**Work instruction:** Write out every entry exactly as it appears.

(Saved entries)
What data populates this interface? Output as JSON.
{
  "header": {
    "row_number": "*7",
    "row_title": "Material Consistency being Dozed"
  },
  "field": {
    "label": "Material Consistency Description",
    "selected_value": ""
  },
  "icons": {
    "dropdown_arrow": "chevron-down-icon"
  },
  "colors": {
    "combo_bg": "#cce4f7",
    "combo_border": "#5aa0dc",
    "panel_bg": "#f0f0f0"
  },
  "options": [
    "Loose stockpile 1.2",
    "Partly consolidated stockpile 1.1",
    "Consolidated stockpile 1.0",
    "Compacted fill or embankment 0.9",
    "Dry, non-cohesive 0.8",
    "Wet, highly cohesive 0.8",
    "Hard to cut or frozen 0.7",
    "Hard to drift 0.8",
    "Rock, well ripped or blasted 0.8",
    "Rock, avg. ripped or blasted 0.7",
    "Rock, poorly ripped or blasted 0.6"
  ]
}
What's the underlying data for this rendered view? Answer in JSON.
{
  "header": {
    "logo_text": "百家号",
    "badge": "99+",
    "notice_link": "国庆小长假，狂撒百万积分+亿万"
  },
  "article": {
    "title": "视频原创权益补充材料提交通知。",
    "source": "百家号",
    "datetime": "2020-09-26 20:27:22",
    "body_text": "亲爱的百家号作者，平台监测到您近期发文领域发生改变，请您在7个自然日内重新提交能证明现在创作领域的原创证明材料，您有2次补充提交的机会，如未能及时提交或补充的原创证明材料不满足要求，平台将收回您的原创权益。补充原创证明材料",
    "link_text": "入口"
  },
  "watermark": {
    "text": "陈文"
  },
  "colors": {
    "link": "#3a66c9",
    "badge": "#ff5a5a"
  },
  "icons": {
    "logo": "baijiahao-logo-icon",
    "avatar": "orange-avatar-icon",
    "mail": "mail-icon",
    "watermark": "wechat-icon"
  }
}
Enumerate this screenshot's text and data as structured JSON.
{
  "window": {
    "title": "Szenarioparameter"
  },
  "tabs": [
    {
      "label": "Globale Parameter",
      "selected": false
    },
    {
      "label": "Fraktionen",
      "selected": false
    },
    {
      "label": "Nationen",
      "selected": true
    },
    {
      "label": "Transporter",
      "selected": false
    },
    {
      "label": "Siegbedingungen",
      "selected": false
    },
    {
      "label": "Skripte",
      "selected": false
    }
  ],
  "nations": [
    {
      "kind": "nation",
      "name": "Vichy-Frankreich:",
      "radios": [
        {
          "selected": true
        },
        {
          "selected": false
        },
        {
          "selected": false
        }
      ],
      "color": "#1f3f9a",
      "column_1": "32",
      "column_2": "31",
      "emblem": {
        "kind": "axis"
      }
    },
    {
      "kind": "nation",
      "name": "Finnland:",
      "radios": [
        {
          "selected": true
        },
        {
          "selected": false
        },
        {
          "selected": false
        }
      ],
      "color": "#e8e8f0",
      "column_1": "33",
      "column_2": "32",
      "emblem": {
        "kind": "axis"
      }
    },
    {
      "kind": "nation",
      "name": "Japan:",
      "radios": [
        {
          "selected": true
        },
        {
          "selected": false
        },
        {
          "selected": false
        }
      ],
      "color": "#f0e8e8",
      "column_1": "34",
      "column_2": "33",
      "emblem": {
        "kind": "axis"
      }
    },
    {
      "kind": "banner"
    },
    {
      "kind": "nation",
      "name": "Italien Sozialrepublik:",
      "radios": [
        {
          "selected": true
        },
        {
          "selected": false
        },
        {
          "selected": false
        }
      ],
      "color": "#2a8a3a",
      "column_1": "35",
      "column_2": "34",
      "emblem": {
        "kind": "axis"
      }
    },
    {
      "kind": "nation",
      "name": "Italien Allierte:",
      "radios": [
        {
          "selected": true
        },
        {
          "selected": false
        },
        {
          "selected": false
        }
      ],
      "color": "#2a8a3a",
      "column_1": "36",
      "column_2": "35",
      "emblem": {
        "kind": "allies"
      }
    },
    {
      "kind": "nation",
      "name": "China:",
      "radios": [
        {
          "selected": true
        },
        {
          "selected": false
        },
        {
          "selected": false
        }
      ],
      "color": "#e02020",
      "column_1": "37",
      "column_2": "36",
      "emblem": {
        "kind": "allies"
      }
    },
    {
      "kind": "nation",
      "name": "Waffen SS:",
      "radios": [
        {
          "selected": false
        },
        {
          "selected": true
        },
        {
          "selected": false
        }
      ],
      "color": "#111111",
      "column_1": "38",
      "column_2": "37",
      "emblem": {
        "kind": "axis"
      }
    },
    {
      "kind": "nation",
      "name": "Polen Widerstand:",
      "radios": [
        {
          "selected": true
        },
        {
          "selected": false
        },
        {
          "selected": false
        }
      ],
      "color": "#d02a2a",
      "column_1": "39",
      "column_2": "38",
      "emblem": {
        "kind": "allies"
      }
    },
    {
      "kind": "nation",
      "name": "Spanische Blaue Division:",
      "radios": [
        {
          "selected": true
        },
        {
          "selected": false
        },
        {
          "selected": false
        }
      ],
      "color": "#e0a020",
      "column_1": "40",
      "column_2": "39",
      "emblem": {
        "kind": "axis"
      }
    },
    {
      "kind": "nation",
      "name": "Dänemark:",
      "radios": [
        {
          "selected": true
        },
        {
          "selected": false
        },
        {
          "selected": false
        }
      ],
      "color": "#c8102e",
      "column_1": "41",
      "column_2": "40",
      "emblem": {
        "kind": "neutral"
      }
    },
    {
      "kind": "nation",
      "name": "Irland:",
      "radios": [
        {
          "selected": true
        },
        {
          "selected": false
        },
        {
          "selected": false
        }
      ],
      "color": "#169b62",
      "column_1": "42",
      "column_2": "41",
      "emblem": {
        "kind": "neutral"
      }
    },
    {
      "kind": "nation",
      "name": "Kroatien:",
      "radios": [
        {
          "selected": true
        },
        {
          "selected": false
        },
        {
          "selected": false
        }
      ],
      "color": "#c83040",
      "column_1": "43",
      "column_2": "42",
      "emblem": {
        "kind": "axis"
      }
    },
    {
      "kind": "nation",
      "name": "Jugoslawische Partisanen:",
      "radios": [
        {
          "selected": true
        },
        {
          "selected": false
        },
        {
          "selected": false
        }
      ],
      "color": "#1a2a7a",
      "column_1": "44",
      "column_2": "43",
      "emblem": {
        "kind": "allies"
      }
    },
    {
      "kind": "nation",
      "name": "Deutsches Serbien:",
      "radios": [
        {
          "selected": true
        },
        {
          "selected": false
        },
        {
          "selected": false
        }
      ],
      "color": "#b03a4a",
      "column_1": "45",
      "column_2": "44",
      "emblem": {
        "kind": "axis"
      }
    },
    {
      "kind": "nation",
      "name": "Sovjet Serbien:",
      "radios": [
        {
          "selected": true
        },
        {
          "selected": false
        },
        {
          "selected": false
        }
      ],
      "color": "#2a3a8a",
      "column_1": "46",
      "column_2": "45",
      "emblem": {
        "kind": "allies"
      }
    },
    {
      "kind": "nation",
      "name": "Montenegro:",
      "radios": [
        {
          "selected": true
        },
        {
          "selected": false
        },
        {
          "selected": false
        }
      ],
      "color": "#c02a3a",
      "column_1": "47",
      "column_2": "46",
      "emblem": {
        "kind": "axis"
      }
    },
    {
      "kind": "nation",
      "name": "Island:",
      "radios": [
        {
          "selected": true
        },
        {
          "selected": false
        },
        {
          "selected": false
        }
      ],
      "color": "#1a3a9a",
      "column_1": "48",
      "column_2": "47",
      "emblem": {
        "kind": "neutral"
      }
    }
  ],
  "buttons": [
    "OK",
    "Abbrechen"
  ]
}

**Answer area:**
What data populates this interface? Output as JSON.
{
  "header": {
    "row_number": "*7",
    "row_title": "Material Consistency being Dozed"
  },
  "field": {
    "label": "Material Consistency Description",
    "selected_value": ""
  },
  "icons": {
    "dropdown_arrow": "chevron-down-icon"
  },
  "colors": {
    "combo_bg": "#cce4f7",
    "combo_border": "#5aa0dc",
    "panel_bg": "#f0f0f0"
  },
  "options": [
    "Loose stockpile 1.2",
    "Partly consolidated stockpile 1.1",
    "Consolidated stockpile 1.0",
    "Compacted fill or embankment 0.9",
    "Dry, non-cohesive 0.8",
    "Wet, highly cohesive 0.8",
    "Hard to cut or frozen 0.7",
    "Hard to drift 0.8",
    "Rock, well ripped or blasted 0.8",
    "Rock, avg. ripped or blasted 0.7",
    "Rock, poorly ripped or blasted 0.6"
  ]
}
What's the underlying data for this rendered view? Answer in JSON.
{
  "header": {
    "logo_text": "百家号",
    "badge": "99+",
    "notice_link": "国庆小长假，狂撒百万积分+亿万"
  },
  "article": {
    "title": "视频原创权益补充材料提交通知。",
    "source": "百家号",
    "datetime": "2020-09-26 20:27:22",
    "body_text": "亲爱的百家号作者，平台监测到您近期发文领域发生改变，请您在7个自然日内重新提交能证明现在创作领域的原创证明材料，您有2次补充提交的机会，如未能及时提交或补充的原创证明材料不满足要求，平台将收回您的原创权益。补充原创证明材料",
    "link_text": "入口"
  },
  "watermark": {
    "text": "陈文"
  },
  "colors": {
    "link": "#3a66c9",
    "badge": "#ff5a5a"
  },
  "icons": {
    "logo": "baijiahao-logo-icon",
    "avatar": "orange-avatar-icon",
    "mail": "mail-icon",
    "watermark": "wechat-icon"
  }
}
Enumerate this screenshot's text and data as structured JSON.
{
  "window": {
    "title": "Szenarioparameter"
  },
  "tabs": [
    {
      "label": "Globale Parameter",
      "selected": false
    },
    {
      "label": "Fraktionen",
      "selected": false
    },
    {
      "label": "Nationen",
      "selected": true
    },
    {
      "label": "Transporter",
      "selected": false
    },
    {
      "label": "Siegbedingungen",
      "selected": false
    },
    {
      "label": "Skripte",
      "selected": false
    }
  ],
  "nations": [
    {
      "kind": "nation",
      "name": "Vichy-Frankreich:",
      "radios": [
        {
          "selected": true
        },
        {
          "selected": false
        },
        {
          "selected": false
        }
      ],
      "color": "#1f3f9a",
      "column_1": "32",
      "column_2": "31",
      "emblem": {
        "kind": "axis"
      }
    },
    {
      "kind": "nation",
      "name": "Finnland:",
      "radios": [
        {
          "selected": true
        },
        {
          "selected": false
        },
        {
          "selected": false
        }
      ],
      "color": "#e8e8f0",
      "column_1": "33",
      "column_2": "32",
      "emblem": {
        "kind": "axis"
      }
    },
    {
      "kind": "nation",
      "name": "Japan:",
      "radios": [
        {
          "selected": true
        },
        {
          "selected": false
        },
        {
          "selected": false
        }
      ],
      "color": "#f0e8e8",
      "column_1": "34",
      "column_2": "33",
      "emblem": {
        "kind": "axis"
      }
    },
    {
      "kind": "banner"
    },
    {
      "kind": "nation",
      "name": "Italien Sozialrepublik:",
      "radios": [
        {
          "selected": true
        },
        {
          "selected": false
        },
        {
          "selected": false
        }
      ],
      "color": "#2a8a3a",
      "column_1": "35",
      "column_2": "34",
      "emblem": {
        "kind": "axis"
      }
    },
    {
      "kind": "nation",
      "name": "Italien Allierte:",
      "radios": [
        {
          "selected": true
        },
        {
          "selected": false
        },
        {
          "selected": false
        }
      ],
      "color": "#2a8a3a",
      "column_1": "36",
      "column_2": "35",
      "emblem": {
        "kind": "allies"
      }
    },
    {
      "kind": "nation",
      "name": "China:",
      "radios": [
        {
          "selected": true
        },
        {
          "selected": false
        },
        {
          "selected": false
        }
      ],
      "color": "#e02020",
      "column_1": "37",
      "column_2": "36",
      "emblem": {
        "kind": "allies"
      }
    },
    {
      "kind": "nation",
      "name": "Waffen SS:",
      "radios": [
        {
          "selected": false
        },
        {
          "selected": true
        },
        {
          "selected": false
        }
      ],
      "color": "#111111",
      "column_1": "38",
      "column_2": "37",
      "emblem": {
        "kind": "axis"
      }
    },
    {
      "kind": "nation",
      "name": "Polen Widerstand:",
      "radios": [
        {
          "selected": true
        },
        {
          "selected": false
        },
        {
          "selected": false
        }
      ],
      "color": "#d02a2a",
      "column_1": "39",
      "column_2": "38",
      "emblem": {
        "kind": "allies"
      }
    },
    {
      "kind": "nation",
      "name": "Spanische Blaue Division:",
      "radios": [
        {
          "selected": true
        },
        {
          "selected": false
        },
        {
          "selected": false
        }
      ],
      "color": "#e0a020",
      "column_1": "40",
      "column_2": "39",
      "emblem": {
        "kind": "axis"
      }
    },
    {
      "kind": "nation",
      "name": "Dänemark:",
      "radios": [
        {
          "selected": true
        },
        {
          "selected": false
        },
        {
          "selected": false
        }
      ],
      "color": "#c8102e",
      "column_1": "41",
      "column_2": "40",
      "emblem": {
        "kind": "neutral"
      }
    },
    {
      "kind": "nation",
      "name": "Irland:",
      "radios": [
        {
          "selected": true
        },
        {
          "selected": false
        },
        {
          "selected": false
        }
      ],
      "color": "#169b62",
      "column_1": "42",
      "column_2": "41",
      "emblem": {
        "kind": "neutral"
      }
    },
    {
      "kind": "nation",
      "name": "Kroatien:",
      "radios": [
        {
          "selected": true
        },
        {
          "selected": false
        },
        {
          "selected": false
        }
      ],
      "color": "#c83040",
      "column_1": "43",
      "column_2": "42",
      "emblem": {
        "kind": "axis"
      }
    },
    {
      "kind": "nation",
      "name": "Jugoslawische Partisanen:",
      "radios": [
        {
          "selected": true
        },
        {
          "selected": false
        },
        {
          "selected": false
        }
      ],
      "color": "#1a2a7a",
      "column_1": "44",
      "column_2": "43",
      "emblem": {
        "kind": "allies"
      }
    },
    {
      "kind": "nation",
      "name": "Deutsches Serbien:",
      "radios": [
        {
          "selected": true
        },
        {
          "selected": false
        },
        {
          "selected": false
        }
      ],
      "color": "#b03a4a",
      "column_1": "45",
      "column_2": "44",
      "emblem": {
        "kind": "axis"
      }
    },
    {
      "kind": "nation",
      "name": "Sovjet Serbien:",
      "radios": [
        {
          "selected": true
        },
        {
          "selected": false
        },
        {
          "selected": false
        }
      ],
      "color": "#2a3a8a",
      "column_1": "46",
      "column_2": "45",
      "emblem": {
        "kind": "allies"
      }
    },
    {
      "kind": "nation",
      "name": "Montenegro:",
      "radios": [
        {
          "selected": true
        },
        {
          "selected": false
        },
        {
          "selected": false
        }
      ],
      "color": "#c02a3a",
      "column_1": "47",
      "column_2": "46",
      "emblem": {
        "kind": "axis"
      }
    },
    {
      "kind": "nation",
      "name": "Island:",
      "radios": [
        {
          "selected": true
        },
        {
          "selected": false
        },
        {
          "selected": false
        }
      ],
      "color": "#1a3a9a",
      "column_1": "48",
      "column_2": "47",
      "emblem": {
        "kind": "neutral"
      }
    }
  ],
  "buttons": [
    "OK",
    "Abbrechen"
  ]
}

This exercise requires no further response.